» **Source records**
--*--

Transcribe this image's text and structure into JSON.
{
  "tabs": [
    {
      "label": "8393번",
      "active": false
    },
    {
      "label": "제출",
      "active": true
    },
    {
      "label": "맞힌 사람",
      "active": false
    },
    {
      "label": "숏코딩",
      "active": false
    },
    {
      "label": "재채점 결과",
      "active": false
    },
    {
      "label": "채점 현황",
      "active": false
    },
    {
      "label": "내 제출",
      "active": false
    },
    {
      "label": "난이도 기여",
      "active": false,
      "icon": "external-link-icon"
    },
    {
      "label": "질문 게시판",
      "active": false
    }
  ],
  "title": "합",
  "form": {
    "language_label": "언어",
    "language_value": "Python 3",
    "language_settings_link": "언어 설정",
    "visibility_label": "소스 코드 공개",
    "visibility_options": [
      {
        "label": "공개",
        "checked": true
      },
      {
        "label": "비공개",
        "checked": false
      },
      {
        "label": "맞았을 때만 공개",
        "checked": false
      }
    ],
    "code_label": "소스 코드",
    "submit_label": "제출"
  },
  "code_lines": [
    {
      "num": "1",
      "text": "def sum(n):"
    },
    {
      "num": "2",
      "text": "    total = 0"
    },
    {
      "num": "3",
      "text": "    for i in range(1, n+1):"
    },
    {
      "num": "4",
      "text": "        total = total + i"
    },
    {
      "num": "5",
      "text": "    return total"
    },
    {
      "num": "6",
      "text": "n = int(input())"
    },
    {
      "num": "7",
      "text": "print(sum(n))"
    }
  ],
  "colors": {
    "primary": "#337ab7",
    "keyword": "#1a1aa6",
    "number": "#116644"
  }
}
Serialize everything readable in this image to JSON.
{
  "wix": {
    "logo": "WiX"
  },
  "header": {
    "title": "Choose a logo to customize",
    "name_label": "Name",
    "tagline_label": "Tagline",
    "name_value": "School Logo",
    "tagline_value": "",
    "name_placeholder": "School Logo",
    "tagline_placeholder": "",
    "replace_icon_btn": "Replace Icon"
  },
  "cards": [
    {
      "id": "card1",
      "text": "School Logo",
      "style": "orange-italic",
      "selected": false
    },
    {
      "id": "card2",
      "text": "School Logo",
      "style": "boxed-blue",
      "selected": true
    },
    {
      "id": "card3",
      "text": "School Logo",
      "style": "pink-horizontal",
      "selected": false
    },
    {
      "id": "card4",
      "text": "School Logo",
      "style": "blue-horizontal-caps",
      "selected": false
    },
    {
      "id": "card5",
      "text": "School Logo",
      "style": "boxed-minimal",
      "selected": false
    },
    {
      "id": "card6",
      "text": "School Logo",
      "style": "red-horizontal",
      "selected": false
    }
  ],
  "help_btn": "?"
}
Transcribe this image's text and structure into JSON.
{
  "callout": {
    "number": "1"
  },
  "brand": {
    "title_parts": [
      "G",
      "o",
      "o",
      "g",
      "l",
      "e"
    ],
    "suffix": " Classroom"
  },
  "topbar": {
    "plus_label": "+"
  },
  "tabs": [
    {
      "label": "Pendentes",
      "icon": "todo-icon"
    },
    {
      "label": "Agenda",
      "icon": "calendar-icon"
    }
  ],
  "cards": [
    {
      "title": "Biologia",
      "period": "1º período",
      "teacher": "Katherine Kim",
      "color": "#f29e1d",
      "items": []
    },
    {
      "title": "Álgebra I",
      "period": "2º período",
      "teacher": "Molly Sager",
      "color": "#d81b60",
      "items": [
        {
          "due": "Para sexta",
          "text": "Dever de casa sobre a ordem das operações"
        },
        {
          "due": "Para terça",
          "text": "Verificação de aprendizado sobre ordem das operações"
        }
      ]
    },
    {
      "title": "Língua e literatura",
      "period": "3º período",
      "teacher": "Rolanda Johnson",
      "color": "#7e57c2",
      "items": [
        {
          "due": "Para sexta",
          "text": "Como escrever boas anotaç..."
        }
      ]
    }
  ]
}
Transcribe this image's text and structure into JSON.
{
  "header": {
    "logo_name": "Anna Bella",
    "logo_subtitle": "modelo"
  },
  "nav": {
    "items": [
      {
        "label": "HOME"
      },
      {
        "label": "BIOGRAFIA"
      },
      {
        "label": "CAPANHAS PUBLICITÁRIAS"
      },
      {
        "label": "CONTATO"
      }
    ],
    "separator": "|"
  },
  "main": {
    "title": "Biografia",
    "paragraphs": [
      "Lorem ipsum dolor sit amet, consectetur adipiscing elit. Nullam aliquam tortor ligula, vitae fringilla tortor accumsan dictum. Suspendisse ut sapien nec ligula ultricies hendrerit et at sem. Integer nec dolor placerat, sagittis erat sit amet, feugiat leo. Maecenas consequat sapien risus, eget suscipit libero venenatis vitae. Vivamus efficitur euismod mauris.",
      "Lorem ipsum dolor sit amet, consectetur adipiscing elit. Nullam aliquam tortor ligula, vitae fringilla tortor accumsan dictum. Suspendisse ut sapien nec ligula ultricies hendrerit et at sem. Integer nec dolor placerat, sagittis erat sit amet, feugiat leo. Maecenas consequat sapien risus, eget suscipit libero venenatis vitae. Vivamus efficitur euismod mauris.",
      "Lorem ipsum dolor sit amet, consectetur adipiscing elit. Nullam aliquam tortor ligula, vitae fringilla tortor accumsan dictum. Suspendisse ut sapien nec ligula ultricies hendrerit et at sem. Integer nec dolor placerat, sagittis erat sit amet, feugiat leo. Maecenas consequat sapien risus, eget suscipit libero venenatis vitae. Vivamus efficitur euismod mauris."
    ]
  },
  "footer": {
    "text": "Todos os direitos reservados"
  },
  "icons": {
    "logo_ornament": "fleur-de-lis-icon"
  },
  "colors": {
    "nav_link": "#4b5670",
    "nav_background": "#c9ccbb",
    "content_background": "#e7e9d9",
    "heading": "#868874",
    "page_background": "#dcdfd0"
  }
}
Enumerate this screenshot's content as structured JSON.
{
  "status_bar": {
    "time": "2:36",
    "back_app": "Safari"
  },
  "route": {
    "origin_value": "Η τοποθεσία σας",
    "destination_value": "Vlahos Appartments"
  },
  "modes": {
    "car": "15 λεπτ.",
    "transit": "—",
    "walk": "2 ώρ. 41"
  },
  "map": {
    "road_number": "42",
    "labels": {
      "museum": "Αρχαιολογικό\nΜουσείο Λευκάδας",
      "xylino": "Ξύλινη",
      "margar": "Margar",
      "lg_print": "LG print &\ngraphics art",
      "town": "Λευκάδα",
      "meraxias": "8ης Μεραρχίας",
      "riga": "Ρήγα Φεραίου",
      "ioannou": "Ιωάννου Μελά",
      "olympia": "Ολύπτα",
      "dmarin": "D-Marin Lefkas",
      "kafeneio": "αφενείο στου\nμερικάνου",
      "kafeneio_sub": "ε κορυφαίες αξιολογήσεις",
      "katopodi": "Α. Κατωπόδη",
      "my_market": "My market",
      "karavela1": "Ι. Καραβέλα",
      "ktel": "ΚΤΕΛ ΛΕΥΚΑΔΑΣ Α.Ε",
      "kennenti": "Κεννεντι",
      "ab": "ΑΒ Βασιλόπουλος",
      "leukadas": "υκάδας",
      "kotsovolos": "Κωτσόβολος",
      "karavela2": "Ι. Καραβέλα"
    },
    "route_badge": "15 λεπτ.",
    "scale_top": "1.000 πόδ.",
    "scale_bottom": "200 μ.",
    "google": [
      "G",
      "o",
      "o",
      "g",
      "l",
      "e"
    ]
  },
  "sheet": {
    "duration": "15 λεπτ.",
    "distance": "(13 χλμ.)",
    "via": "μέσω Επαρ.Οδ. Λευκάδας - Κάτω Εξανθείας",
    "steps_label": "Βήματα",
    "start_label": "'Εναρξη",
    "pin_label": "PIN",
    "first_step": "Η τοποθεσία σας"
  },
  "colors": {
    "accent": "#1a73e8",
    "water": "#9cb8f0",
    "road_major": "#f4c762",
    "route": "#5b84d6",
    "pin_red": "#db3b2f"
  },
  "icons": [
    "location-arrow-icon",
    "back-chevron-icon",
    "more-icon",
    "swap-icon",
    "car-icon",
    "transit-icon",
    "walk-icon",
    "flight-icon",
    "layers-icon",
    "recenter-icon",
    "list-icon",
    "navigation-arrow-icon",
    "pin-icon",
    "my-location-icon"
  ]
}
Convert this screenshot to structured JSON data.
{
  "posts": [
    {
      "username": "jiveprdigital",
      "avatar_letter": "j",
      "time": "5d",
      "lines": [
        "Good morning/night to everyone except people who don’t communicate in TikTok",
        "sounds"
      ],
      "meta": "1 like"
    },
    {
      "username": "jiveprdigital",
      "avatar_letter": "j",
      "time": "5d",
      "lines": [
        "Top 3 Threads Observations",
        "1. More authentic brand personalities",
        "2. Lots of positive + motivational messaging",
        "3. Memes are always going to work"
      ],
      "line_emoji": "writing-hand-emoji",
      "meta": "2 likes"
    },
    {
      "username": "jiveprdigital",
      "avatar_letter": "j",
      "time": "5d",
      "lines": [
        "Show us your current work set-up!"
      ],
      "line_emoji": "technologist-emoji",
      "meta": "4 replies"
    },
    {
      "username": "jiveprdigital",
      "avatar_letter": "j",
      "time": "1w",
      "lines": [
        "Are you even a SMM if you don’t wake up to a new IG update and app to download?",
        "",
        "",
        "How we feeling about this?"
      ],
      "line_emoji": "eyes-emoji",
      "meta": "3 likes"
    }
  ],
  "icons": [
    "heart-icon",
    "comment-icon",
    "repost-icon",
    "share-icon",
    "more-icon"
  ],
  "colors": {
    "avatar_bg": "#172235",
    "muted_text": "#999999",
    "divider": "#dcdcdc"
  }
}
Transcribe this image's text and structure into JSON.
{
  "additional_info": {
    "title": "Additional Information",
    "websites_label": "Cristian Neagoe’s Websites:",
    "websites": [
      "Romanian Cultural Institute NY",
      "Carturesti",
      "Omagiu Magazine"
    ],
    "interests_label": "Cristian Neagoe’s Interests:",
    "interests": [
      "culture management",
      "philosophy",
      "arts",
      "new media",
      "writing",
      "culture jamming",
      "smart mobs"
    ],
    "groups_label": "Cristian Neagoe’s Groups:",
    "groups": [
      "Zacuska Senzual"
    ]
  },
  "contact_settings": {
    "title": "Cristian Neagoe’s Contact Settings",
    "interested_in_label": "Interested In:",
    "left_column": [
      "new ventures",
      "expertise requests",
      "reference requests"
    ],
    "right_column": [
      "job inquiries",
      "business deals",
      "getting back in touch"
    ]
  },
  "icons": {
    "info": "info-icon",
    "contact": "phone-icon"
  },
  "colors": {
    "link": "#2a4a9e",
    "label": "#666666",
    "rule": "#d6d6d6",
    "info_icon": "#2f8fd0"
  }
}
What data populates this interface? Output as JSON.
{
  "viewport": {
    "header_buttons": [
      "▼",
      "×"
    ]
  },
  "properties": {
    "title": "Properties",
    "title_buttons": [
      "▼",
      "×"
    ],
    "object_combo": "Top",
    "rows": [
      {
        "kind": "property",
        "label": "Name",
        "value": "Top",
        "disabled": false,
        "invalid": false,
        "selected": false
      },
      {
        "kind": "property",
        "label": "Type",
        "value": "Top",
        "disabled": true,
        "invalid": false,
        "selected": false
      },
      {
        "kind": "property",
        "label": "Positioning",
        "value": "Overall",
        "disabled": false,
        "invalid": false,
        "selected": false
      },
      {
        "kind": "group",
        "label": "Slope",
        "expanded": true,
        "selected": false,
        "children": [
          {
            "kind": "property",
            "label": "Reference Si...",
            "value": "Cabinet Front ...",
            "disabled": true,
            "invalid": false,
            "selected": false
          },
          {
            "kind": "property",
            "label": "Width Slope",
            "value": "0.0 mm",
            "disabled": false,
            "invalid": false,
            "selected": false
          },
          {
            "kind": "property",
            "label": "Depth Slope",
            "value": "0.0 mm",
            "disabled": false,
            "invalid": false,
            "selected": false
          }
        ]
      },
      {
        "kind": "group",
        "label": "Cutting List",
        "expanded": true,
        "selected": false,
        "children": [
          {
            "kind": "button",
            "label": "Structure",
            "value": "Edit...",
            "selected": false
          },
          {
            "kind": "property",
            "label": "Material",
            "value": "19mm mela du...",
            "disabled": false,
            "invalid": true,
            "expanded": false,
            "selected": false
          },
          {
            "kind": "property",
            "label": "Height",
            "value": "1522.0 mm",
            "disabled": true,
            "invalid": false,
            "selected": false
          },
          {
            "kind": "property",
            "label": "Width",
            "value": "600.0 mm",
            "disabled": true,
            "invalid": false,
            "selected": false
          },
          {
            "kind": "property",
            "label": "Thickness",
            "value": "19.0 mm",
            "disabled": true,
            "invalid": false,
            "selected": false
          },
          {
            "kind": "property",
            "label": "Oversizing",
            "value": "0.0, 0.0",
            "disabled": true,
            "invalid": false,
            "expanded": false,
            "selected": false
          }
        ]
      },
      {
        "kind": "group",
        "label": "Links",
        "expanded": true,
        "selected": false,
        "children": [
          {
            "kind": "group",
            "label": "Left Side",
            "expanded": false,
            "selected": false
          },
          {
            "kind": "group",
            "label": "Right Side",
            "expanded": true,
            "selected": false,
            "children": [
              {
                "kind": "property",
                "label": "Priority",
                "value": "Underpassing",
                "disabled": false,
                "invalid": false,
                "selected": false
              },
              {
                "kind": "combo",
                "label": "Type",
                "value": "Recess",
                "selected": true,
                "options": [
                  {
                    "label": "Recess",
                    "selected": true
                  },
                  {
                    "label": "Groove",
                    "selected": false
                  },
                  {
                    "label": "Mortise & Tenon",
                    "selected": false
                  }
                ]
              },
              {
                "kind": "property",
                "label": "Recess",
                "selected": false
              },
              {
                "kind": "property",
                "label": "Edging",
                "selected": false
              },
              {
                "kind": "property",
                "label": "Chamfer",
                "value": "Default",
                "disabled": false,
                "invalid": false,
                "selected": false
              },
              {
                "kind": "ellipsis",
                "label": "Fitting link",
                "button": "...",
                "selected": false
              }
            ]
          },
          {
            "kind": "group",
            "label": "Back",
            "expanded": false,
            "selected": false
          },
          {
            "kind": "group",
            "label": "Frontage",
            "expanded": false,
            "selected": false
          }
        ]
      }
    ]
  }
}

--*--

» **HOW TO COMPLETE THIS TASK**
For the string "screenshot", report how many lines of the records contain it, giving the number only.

» **SOLVED EXERCISE**
2